#### REQUIRED WORK:
An exact copy of all the data below is needed.

[Opening DATA SHOWN section]

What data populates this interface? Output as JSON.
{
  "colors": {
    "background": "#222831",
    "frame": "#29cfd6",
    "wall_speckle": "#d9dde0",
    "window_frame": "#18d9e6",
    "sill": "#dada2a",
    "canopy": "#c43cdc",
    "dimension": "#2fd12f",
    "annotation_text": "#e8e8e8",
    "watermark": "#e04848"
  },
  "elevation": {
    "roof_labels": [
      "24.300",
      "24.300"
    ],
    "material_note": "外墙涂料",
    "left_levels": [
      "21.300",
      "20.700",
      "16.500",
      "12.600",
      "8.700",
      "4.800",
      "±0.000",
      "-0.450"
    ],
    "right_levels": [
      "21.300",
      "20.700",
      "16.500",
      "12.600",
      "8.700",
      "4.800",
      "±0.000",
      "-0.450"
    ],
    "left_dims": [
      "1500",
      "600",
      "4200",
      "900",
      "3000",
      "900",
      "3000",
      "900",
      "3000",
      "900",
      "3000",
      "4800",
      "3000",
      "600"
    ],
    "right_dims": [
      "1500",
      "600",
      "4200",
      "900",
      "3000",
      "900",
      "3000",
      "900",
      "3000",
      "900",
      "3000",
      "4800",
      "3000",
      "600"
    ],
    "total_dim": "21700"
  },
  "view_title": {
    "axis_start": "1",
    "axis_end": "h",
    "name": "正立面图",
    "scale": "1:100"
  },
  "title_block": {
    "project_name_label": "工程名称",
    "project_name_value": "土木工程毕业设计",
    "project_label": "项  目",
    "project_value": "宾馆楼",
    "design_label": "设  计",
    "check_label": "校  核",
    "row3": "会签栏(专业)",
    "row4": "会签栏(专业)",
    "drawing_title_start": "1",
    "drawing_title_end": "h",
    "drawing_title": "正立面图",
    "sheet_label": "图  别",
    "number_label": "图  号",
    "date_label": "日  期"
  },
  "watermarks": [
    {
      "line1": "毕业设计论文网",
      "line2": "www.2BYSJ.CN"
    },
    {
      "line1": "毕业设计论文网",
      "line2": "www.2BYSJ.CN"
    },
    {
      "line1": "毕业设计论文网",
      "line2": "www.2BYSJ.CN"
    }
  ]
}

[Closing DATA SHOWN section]

#### EXPECTED ANSWER:
What data populates this interface? Output as JSON.
{
  "colors": {
    "background": "#222831",
    "frame": "#29cfd6",
    "wall_speckle": "#d9dde0",
    "window_frame": "#18d9e6",
    "sill": "#dada2a",
    "canopy": "#c43cdc",
    "dimension": "#2fd12f",
    "annotation_text": "#e8e8e8",
    "watermark": "#e04848"
  },
  "elevation": {
    "roof_labels": [
      "24.300",
      "24.300"
    ],
    "material_note": "外墙涂料",
    "left_levels": [
      "21.300",
      "20.700",
      "16.500",
      "12.600",
      "8.700",
      "4.800",
      "±0.000",
      "-0.450"
    ],
    "right_levels": [
      "21.300",
      "20.700",
      "16.500",
      "12.600",
      "8.700",
      "4.800",
      "±0.000",
      "-0.450"
    ],
    "left_dims": [
      "1500",
      "600",
      "4200",
      "900",
      "3000",
      "900",
      "3000",
      "900",
      "3000",
      "900",
      "3000",
      "4800",
      "3000",
      "600"
    ],
    "right_dims": [
      "1500",
      "600",
      "4200",
      "900",
      "3000",
      "900",
      "3000",
      "900",
      "3000",
      "900",
      "3000",
      "4800",
      "3000",
      "600"
    ],
    "total_dim": "21700"
  },
  "view_title": {
    "axis_start": "1",
    "axis_end": "h",
    "name": "正立面图",
    "scale": "1:100"
  },
  "title_block": {
    "project_name_label": "工程名称",
    "project_name_value": "土木工程毕业设计",
    "project_label": "项  目",
    "project_value": "宾馆楼",
    "design_label": "设  计",
    "check_label": "校  核",
    "row3": "会签栏(专业)",
    "row4": "会签栏(专业)",
    "drawing_title_start": "1",
    "drawing_title_end": "h",
    "drawing_title": "正立面图",
    "sheet_label": "图  别",
    "number_label": "图  号",
    "date_label": "日  期"
  },
  "watermarks": [
    {
      "line1": "毕业设计论文网",
      "line2": "www.2BYSJ.CN"
    },
    {
      "line1": "毕业设计论文网",
      "line2": "www.2BYSJ.CN"
    },
    {
      "line1": "毕业设计论文网",
      "line2": "www.2BYSJ.CN"
    }
  ]
}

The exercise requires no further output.